(EXERCISE MATERIAL Opens)
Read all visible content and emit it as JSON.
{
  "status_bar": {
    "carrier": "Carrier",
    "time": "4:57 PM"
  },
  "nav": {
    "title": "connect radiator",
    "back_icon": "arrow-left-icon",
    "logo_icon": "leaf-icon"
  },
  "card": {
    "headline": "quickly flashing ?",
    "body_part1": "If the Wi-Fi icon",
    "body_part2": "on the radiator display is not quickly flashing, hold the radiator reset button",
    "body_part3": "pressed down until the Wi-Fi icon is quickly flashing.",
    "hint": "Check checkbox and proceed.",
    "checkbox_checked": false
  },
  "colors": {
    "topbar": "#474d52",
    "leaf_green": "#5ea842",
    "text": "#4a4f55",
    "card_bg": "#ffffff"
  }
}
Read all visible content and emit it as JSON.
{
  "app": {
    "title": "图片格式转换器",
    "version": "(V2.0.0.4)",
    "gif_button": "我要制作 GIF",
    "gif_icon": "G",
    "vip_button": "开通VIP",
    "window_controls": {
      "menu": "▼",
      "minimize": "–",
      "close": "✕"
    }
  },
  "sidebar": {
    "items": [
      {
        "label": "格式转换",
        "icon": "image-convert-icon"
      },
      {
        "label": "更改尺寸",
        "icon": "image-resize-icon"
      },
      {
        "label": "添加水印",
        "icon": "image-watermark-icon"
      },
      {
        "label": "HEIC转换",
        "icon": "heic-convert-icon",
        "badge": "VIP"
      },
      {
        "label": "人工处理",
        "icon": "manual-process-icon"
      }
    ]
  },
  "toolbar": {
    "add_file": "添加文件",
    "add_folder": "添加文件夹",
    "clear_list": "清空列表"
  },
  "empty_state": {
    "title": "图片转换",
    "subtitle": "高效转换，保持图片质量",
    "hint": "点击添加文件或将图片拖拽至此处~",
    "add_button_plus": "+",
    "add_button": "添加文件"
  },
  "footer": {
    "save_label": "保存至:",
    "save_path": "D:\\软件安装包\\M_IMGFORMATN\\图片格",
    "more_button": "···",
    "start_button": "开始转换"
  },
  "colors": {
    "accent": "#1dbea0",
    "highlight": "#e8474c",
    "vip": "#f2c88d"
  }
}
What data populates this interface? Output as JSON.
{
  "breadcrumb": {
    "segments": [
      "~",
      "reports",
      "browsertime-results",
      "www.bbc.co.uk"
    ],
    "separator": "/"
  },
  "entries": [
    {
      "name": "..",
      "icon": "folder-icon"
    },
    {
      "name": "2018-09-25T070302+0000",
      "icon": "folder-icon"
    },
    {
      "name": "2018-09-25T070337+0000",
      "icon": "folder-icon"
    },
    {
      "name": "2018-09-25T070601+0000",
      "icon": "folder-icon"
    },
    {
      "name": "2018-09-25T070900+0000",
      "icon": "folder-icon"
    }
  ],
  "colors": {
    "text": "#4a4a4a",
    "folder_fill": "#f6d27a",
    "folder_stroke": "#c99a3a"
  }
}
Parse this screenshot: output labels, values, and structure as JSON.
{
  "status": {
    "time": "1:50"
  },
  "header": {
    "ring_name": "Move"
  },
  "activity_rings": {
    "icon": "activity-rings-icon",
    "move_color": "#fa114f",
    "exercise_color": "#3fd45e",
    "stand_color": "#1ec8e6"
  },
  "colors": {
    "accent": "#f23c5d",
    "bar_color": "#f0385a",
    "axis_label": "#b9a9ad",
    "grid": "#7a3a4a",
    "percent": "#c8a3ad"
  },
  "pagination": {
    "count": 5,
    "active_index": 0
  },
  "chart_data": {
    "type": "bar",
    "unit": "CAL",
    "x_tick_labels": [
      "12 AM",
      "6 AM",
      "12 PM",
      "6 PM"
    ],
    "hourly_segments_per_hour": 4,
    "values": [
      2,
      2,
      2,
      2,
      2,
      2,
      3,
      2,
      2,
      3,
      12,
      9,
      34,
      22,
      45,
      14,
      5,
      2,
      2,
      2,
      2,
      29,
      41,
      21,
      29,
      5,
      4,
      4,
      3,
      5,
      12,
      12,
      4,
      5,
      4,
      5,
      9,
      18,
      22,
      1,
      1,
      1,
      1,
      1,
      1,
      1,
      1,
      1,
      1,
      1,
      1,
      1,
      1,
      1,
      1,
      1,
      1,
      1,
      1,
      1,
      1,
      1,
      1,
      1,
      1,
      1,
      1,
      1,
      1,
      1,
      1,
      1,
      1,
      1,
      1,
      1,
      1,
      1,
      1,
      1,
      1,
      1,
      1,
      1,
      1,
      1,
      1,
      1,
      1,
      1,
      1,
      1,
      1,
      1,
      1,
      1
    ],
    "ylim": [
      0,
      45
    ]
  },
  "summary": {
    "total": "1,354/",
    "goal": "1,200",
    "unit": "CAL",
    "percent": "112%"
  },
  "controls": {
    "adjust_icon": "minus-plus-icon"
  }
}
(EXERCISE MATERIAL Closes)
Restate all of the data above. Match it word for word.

• _SOLUTION_
Read all visible content and emit it as JSON.
{
  "status_bar": {
    "carrier": "Carrier",
    "time": "4:57 PM"
  },
  "nav": {
    "title": "connect radiator",
    "back_icon": "arrow-left-icon",
    "logo_icon": "leaf-icon"
  },
  "card": {
    "headline": "quickly flashing ?",
    "body_part1": "If the Wi-Fi icon",
    "body_part2": "on the radiator display is not quickly flashing, hold the radiator reset button",
    "body_part3": "pressed down until the Wi-Fi icon is quickly flashing.",
    "hint": "Check checkbox and proceed.",
    "checkbox_checked": false
  },
  "colors": {
    "topbar": "#474d52",
    "leaf_green": "#5ea842",
    "text": "#4a4f55",
    "card_bg": "#ffffff"
  }
}
Read all visible content and emit it as JSON.
{
  "app": {
    "title": "图片格式转换器",
    "version": "(V2.0.0.4)",
    "gif_button": "我要制作 GIF",
    "gif_icon": "G",
    "vip_button": "开通VIP",
    "window_controls": {
      "menu": "▼",
      "minimize": "–",
      "close": "✕"
    }
  },
  "sidebar": {
    "items": [
      {
        "label": "格式转换",
        "icon": "image-convert-icon"
      },
      {
        "label": "更改尺寸",
        "icon": "image-resize-icon"
      },
      {
        "label": "添加水印",
        "icon": "image-watermark-icon"
      },
      {
        "label": "HEIC转换",
        "icon": "heic-convert-icon",
        "badge": "VIP"
      },
      {
        "label": "人工处理",
        "icon": "manual-process-icon"
      }
    ]
  },
  "toolbar": {
    "add_file": "添加文件",
    "add_folder": "添加文件夹",
    "clear_list": "清空列表"
  },
  "empty_state": {
    "title": "图片转换",
    "subtitle": "高效转换，保持图片质量",
    "hint": "点击添加文件或将图片拖拽至此处~",
    "add_button_plus": "+",
    "add_button": "添加文件"
  },
  "footer": {
    "save_label": "保存至:",
    "save_path": "D:\\软件安装包\\M_IMGFORMATN\\图片格",
    "more_button": "···",
    "start_button": "开始转换"
  },
  "colors": {
    "accent": "#1dbea0",
    "highlight": "#e8474c",
    "vip": "#f2c88d"
  }
}
What data populates this interface? Output as JSON.
{
  "breadcrumb": {
    "segments": [
      "~",
      "reports",
      "browsertime-results",
      "www.bbc.co.uk"
    ],
    "separator": "/"
  },
  "entries": [
    {
      "name": "..",
      "icon": "folder-icon"
    },
    {
      "name": "2018-09-25T070302+0000",
      "icon": "folder-icon"
    },
    {
      "name": "2018-09-25T070337+0000",
      "icon": "folder-icon"
    },
    {
      "name": "2018-09-25T070601+0000",
      "icon": "folder-icon"
    },
    {
      "name": "2018-09-25T070900+0000",
      "icon": "folder-icon"
    }
  ],
  "colors": {
    "text": "#4a4a4a",
    "folder_fill": "#f6d27a",
    "folder_stroke": "#c99a3a"
  }
}
Parse this screenshot: output labels, values, and structure as JSON.
{
  "status": {
    "time": "1:50"
  },
  "header": {
    "ring_name": "Move"
  },
  "activity_rings": {
    "icon": "activity-rings-icon",
    "move_color": "#fa114f",
    "exercise_color": "#3fd45e",
    "stand_color": "#1ec8e6"
  },
  "colors": {
    "accent": "#f23c5d",
    "bar_color": "#f0385a",
    "axis_label": "#b9a9ad",
    "grid": "#7a3a4a",
    "percent": "#c8a3ad"
  },
  "pagination": {
    "count": 5,
    "active_index": 0
  },
  "chart_data": {
    "type": "bar",
    "unit": "CAL",
    "x_tick_labels": [
      "12 AM",
      "6 AM",
      "12 PM",
      "6 PM"
    ],
    "hourly_segments_per_hour": 4,
    "values": [
      2,
      2,
      2,
      2,
      2,
      2,
      3,
      2,
      2,
      3,
      12,
      9,
      34,
      22,
      45,
      14,
      5,
      2,
      2,
      2,
      2,
      29,
      41,
      21,
      29,
      5,
      4,
      4,
      3,
      5,
      12,
      12,
      4,
      5,
      4,
      5,
      9,
      18,
      22,
      1,
      1,
      1,
      1,
      1,
      1,
      1,
      1,
      1,
      1,
      1,
      1,
      1,
      1,
      1,
      1,
      1,
      1,
      1,
      1,
      1,
      1,
      1,
      1,
      1,
      1,
      1,
      1,
      1,
      1,
      1,
      1,
      1,
      1,
      1,
      1,
      1,
      1,
      1,
      1,
      1,
      1,
      1,
      1,
      1,
      1,
      1,
      1,
      1,
      1,
      1,
      1,
      1,
      1,
      1,
      1,
      1
    ],
    "ylim": [
      0,
      45
    ]
  },
  "summary": {
    "total": "1,354/",
    "goal": "1,200",
    "unit": "CAL",
    "percent": "112%"
  },
  "controls": {
    "adjust_icon": "minus-plus-icon"
  }
}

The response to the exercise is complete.